“Some people told me that they were planning to do a documentary on Steve Rhodes; some said the one that I did is not full enough; others said it did not cover Steve Rhodes Voices while some are of the opinion that it is not comprehensive enough. But if that documentary is the only thing I could do to thank him, then I’m gratified that God gave me the chance to do it because, I think it would have been much harder if it wasn’t done and he died.”
“The tragedy of Uncle Steve’s life was that France gave him a distinguished National Award as a creative icon while Nigeria never remembered to honour him; it saddens me each time I remember that,” he says with a sober mood.
“This is a man that put in over 60 years of creative excellence in the arts; he was the mark at which excellence is musically graded.
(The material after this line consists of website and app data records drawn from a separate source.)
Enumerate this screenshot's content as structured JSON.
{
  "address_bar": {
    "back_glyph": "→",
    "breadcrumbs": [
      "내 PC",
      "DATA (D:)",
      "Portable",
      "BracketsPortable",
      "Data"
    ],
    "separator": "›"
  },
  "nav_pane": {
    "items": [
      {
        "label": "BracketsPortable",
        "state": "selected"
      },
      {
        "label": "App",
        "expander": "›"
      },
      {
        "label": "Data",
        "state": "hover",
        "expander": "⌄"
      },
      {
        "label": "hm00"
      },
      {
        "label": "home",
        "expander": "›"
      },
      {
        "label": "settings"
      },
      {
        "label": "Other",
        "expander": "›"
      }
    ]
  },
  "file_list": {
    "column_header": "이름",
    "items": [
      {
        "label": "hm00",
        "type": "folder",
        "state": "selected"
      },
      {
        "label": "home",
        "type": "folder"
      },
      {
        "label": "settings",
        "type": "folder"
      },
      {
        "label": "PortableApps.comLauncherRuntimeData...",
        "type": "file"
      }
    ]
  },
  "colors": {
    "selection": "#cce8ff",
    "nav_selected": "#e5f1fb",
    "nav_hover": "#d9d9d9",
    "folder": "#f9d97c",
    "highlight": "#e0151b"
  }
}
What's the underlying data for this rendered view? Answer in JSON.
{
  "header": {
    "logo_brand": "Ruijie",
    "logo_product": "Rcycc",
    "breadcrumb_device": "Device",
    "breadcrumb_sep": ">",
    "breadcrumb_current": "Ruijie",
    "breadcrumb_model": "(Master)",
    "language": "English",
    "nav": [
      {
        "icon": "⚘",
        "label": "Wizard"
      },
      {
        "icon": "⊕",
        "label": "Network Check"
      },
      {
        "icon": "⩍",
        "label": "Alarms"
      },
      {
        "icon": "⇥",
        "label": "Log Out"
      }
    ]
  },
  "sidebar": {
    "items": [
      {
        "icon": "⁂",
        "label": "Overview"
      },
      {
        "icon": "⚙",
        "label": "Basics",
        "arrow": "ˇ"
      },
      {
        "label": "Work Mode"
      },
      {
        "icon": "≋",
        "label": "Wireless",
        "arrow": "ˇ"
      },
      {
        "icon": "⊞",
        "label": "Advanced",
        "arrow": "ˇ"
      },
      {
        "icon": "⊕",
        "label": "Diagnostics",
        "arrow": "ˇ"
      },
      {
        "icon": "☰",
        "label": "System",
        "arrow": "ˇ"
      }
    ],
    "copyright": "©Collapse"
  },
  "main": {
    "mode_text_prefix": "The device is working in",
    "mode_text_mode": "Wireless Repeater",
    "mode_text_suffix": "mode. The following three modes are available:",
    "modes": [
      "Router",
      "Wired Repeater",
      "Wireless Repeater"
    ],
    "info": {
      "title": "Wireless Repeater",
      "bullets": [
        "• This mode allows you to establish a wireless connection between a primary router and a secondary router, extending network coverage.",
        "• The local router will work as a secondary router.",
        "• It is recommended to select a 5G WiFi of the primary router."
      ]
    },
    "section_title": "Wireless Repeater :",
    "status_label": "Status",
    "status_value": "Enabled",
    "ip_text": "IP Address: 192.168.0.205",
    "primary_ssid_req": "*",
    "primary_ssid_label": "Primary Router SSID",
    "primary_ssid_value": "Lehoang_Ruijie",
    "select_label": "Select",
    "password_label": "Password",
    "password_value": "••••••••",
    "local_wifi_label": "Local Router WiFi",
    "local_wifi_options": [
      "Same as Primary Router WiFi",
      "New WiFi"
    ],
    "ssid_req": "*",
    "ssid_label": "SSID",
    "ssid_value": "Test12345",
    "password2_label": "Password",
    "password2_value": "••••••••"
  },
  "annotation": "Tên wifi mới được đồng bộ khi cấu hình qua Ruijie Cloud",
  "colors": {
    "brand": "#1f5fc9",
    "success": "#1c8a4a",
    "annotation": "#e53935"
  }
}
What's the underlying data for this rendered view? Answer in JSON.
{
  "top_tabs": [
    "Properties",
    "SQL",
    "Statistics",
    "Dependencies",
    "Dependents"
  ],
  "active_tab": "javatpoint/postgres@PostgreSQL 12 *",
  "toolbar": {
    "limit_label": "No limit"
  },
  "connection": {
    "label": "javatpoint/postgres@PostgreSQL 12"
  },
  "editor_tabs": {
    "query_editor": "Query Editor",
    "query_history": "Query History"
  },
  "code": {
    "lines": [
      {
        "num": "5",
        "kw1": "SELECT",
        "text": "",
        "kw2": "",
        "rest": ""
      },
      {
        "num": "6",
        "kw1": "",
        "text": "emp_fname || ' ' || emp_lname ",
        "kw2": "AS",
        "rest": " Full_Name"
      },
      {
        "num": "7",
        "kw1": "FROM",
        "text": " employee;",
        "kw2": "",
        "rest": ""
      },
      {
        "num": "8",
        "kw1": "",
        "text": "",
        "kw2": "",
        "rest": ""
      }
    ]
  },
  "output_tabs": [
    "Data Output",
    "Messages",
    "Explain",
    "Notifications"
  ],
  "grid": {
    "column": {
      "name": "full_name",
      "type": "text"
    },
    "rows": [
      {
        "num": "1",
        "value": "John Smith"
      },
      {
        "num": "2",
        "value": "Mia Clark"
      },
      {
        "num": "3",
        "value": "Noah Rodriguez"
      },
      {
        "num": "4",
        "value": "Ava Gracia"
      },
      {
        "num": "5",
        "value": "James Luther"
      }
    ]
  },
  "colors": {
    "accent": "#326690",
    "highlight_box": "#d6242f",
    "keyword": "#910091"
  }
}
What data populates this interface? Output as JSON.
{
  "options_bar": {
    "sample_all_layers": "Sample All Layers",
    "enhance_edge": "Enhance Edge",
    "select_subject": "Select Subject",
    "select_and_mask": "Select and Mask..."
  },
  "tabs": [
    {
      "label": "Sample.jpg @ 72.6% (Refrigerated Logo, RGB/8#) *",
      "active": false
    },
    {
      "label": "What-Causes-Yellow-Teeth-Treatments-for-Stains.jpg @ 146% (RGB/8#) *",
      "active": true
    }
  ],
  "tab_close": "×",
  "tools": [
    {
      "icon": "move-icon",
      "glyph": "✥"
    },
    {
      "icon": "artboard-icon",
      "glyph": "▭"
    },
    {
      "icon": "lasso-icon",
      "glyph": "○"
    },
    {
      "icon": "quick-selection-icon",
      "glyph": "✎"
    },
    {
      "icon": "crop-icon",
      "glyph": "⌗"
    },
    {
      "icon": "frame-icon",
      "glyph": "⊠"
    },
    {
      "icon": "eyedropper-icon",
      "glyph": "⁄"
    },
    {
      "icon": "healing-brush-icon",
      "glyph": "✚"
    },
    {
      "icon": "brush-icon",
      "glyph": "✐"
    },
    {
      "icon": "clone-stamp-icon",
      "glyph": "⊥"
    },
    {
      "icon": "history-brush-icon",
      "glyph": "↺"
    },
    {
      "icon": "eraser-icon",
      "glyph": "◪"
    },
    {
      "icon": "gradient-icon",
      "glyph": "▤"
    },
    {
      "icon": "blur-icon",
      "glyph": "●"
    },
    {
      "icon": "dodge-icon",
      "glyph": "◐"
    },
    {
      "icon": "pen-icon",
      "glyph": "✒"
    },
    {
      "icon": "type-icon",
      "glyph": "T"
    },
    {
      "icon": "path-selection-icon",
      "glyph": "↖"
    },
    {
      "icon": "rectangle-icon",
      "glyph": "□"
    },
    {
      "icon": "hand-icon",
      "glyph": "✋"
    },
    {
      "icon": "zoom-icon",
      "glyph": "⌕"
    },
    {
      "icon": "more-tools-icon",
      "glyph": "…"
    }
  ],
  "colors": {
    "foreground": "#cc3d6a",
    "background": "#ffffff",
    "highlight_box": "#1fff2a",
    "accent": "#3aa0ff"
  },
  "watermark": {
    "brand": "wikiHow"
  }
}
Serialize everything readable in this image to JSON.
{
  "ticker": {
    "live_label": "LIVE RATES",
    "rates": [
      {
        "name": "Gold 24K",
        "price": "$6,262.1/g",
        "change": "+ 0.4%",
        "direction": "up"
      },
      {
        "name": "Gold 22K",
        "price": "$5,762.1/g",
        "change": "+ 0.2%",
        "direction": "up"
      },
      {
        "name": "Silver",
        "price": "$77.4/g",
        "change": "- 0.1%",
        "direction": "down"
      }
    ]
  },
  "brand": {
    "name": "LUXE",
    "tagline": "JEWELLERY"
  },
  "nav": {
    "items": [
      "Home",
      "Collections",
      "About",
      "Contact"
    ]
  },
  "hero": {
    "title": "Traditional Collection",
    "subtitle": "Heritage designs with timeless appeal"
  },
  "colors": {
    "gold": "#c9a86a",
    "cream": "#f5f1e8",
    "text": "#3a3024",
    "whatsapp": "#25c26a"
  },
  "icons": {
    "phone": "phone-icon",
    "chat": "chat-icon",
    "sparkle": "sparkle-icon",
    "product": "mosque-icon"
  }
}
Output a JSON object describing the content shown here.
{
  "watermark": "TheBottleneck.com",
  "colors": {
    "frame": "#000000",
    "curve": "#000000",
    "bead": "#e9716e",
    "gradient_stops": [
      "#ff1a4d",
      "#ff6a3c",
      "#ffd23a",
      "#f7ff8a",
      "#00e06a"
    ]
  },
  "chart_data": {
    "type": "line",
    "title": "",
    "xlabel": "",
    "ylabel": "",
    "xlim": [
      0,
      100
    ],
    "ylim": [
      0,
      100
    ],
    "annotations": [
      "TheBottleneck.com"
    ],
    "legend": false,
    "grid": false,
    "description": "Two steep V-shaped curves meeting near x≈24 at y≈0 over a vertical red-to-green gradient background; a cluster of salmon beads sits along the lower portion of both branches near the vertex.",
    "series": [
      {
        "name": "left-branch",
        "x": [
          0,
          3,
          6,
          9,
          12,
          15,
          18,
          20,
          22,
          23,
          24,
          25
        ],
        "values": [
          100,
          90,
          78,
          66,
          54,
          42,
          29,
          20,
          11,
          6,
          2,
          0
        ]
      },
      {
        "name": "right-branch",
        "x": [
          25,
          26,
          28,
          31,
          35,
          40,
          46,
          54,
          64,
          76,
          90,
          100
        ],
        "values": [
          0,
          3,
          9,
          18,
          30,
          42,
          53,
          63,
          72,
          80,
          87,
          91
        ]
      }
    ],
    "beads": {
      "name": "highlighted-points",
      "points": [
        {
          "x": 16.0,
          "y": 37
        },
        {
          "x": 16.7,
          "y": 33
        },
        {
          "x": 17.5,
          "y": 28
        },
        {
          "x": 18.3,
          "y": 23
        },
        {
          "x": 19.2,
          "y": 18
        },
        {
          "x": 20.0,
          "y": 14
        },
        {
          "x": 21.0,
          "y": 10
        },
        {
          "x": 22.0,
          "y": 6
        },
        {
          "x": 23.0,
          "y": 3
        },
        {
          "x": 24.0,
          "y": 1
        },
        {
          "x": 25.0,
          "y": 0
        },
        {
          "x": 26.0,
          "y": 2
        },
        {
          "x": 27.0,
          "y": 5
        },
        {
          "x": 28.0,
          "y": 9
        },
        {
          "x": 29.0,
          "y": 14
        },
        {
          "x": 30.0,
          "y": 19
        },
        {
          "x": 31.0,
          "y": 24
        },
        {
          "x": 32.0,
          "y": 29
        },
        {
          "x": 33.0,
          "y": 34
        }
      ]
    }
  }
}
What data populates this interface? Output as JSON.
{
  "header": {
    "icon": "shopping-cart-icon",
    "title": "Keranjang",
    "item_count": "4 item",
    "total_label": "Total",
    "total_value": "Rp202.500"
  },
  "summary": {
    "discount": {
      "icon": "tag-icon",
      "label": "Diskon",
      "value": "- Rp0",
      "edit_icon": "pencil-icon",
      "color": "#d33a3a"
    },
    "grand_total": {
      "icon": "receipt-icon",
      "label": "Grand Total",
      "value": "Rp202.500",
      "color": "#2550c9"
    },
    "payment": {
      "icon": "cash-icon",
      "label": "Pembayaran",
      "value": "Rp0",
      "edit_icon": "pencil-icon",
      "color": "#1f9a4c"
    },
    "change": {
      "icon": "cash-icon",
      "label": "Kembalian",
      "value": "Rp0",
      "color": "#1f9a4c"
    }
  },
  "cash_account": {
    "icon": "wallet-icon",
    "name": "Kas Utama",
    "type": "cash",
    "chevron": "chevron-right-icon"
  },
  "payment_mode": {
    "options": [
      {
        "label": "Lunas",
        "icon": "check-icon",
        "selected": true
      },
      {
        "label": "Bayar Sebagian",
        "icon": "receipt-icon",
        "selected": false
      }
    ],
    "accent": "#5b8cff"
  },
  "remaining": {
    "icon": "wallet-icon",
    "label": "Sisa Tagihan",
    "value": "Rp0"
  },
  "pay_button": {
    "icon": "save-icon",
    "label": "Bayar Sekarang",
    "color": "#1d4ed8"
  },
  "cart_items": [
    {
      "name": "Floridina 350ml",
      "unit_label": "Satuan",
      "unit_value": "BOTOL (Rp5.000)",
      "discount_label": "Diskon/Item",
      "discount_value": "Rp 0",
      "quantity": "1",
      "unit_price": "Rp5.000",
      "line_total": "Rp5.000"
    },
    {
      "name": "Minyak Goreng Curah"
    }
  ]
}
As a TV producer and as an art entrepreneur; he did everything. There’s nothing we are doing today that he had not done,” he declares.
“In that documentary, you can hear him reflect on his life and his country. He loves this country; he loves the art. He was working until the last day of his life. In the latter part of his life, he was growing a new crop of big band musicians, who could read music; who could play Nigerian music to international quality of musicianship.”
Though his role model is gone, Odugbemi is still keeping his relationship with Rhodes family alive. He is closely working with Uncle Steve’s daughter, Gloria, to set up a Foundation in memory of the art impresario.
Aside from preserving the legacy of Steve Rhodes, the Foundation also aims at perpetuating his work in terms of research into Nigerian musical instruments; sustaining the Steve Rhodes Orchestra and to have his type of music available for people to enjoy. “I’m confident that Uncle Steve’s legacy will not die; Steve Rhodes cannot die, just as Fela Anikulapo-Kuti cannot die. All I can say is for everyone, who loved what Uncle Steve stood for, to always look forward to supporting the Foundation.”